▶ Work order:
How many lines in the listing include the string "English"? Reply with the number alone.

Provided information Block Start

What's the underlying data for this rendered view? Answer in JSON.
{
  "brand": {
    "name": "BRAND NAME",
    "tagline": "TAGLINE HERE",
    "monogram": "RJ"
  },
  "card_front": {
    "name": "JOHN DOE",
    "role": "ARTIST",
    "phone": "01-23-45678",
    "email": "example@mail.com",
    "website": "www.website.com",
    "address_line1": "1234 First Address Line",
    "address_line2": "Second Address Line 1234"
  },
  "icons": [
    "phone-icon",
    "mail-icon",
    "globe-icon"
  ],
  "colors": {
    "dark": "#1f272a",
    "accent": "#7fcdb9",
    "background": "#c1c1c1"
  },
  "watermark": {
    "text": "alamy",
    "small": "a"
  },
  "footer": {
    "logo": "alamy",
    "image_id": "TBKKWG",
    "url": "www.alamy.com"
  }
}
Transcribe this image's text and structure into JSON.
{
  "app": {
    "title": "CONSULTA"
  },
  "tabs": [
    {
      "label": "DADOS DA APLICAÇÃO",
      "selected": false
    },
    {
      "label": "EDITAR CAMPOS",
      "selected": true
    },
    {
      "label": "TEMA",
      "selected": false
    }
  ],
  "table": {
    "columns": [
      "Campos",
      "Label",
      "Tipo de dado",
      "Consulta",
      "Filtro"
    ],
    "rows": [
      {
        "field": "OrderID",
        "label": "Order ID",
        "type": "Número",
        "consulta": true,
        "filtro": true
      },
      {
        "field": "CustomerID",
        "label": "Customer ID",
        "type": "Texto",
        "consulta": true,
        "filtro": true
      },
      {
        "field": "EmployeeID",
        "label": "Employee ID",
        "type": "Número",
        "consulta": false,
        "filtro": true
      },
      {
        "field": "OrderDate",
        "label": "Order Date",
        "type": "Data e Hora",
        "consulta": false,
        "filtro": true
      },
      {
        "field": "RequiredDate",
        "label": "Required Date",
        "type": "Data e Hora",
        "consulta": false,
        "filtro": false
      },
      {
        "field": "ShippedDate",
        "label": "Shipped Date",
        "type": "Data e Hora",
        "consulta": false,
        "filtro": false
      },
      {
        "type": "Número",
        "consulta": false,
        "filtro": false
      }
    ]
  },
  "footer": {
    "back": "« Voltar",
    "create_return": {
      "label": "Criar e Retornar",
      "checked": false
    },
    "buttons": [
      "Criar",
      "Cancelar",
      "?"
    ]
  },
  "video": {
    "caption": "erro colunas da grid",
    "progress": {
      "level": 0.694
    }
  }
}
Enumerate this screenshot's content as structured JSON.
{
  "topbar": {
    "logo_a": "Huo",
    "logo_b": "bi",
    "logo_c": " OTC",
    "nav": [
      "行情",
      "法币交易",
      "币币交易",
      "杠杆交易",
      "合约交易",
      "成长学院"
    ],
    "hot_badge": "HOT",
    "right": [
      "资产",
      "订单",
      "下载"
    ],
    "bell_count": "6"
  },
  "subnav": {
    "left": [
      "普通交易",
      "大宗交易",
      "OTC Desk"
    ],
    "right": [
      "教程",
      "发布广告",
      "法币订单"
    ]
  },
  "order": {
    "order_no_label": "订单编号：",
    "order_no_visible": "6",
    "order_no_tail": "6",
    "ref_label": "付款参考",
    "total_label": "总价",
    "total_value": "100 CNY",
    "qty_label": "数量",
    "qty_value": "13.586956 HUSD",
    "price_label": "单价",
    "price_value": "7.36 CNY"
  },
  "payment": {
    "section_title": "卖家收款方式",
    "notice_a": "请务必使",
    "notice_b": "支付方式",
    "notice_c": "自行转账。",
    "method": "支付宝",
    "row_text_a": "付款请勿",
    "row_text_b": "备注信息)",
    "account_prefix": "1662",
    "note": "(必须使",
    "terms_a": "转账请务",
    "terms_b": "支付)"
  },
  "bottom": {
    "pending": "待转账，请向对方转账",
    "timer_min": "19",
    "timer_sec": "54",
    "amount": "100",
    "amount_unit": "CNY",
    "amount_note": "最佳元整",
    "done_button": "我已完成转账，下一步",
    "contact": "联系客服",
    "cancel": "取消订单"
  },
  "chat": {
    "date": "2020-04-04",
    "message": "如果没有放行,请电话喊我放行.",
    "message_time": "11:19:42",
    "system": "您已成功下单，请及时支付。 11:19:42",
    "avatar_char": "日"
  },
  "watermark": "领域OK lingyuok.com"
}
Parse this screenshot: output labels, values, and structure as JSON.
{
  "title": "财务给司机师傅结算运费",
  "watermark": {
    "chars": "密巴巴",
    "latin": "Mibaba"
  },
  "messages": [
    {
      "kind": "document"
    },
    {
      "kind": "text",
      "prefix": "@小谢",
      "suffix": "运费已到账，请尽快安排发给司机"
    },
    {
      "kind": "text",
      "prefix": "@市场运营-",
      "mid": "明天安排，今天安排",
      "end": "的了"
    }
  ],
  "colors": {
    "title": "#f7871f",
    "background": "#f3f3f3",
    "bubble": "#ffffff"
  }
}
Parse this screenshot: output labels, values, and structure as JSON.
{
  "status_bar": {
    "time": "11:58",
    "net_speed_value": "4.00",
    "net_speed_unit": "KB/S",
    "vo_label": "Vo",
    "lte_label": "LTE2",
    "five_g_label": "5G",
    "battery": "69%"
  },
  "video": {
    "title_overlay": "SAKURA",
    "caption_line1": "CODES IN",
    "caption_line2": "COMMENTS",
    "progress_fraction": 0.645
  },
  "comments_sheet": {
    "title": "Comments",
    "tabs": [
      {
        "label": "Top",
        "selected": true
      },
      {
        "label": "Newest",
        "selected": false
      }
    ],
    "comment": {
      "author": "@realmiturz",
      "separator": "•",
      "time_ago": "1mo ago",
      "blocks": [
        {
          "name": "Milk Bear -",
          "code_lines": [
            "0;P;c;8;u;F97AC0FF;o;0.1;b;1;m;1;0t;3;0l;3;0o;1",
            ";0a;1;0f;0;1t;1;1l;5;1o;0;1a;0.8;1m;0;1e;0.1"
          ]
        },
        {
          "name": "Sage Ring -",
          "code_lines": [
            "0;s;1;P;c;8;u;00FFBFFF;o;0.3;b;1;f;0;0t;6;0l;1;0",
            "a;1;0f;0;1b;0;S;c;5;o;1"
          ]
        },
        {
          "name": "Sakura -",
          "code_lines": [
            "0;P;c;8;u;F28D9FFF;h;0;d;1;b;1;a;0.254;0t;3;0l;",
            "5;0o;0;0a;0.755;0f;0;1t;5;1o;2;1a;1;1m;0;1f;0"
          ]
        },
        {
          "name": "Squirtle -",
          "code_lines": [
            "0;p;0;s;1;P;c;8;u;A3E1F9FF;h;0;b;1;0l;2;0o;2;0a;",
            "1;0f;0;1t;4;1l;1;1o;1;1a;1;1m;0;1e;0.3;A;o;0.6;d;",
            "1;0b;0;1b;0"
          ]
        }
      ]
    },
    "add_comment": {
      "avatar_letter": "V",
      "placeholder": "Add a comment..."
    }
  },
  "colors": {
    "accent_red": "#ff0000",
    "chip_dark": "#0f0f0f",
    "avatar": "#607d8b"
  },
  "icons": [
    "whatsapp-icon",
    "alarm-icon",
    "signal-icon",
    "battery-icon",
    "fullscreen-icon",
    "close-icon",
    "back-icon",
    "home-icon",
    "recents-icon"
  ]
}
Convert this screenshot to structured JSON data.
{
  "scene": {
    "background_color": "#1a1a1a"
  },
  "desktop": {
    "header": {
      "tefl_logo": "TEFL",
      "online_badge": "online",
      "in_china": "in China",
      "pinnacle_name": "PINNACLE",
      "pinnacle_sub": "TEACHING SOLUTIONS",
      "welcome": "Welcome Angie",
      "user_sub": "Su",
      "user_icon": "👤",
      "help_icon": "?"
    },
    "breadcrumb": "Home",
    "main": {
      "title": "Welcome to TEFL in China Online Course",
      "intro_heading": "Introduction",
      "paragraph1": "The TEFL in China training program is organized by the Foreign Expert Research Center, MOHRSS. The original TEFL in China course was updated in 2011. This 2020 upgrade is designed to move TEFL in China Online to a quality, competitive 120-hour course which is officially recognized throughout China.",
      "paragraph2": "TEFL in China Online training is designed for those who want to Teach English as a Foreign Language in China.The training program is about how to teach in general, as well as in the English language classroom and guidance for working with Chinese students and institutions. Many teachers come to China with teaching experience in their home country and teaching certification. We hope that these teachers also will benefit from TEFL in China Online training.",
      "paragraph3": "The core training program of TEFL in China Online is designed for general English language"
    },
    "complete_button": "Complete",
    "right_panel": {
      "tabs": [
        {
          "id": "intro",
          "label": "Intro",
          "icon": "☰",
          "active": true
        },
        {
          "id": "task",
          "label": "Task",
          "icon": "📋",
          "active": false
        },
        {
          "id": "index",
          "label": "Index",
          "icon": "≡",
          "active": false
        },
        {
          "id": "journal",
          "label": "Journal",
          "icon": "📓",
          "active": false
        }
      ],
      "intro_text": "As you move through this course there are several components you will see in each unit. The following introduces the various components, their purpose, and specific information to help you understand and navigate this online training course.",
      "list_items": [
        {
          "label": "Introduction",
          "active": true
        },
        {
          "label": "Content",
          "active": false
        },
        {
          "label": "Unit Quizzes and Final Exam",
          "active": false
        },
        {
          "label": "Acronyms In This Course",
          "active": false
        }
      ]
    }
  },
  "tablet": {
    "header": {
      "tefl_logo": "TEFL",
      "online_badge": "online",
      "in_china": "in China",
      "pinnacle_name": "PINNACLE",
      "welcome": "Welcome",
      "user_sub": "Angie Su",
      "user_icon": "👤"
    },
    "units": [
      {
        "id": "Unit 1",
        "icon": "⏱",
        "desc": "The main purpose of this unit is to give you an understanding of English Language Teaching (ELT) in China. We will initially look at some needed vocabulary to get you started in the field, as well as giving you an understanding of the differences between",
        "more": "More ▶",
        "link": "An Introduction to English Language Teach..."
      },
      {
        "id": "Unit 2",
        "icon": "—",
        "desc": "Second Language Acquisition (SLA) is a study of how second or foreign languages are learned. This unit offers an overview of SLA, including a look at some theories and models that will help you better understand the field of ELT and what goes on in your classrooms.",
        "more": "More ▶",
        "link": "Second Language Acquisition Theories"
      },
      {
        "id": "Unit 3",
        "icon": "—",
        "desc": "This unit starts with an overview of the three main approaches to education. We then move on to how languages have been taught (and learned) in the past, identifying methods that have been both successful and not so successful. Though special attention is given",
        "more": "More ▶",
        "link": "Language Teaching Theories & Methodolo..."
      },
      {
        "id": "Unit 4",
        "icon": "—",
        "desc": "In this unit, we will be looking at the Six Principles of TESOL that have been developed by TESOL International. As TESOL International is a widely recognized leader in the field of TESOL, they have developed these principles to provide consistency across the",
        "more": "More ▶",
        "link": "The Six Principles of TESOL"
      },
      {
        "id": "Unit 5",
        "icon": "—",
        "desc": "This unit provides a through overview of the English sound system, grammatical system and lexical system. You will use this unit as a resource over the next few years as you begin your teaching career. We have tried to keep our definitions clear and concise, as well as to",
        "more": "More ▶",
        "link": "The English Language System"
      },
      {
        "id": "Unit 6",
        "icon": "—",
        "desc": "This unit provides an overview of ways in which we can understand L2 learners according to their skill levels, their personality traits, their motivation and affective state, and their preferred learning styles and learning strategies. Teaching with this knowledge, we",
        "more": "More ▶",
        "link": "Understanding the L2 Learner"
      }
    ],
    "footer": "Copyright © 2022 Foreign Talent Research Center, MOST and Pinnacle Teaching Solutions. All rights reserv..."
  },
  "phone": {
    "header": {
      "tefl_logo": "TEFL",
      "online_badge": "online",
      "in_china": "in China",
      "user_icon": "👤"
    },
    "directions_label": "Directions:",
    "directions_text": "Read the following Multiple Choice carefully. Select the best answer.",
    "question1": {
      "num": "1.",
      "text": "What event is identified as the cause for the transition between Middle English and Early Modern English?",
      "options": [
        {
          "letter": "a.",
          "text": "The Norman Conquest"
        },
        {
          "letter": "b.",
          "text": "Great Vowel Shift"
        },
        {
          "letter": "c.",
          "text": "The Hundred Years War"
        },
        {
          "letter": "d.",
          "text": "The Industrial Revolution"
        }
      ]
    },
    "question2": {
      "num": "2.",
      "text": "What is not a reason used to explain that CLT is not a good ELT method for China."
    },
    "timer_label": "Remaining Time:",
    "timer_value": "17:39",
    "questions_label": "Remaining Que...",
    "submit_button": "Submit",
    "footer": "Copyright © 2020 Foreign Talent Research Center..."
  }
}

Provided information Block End

▶ Problem solution:
7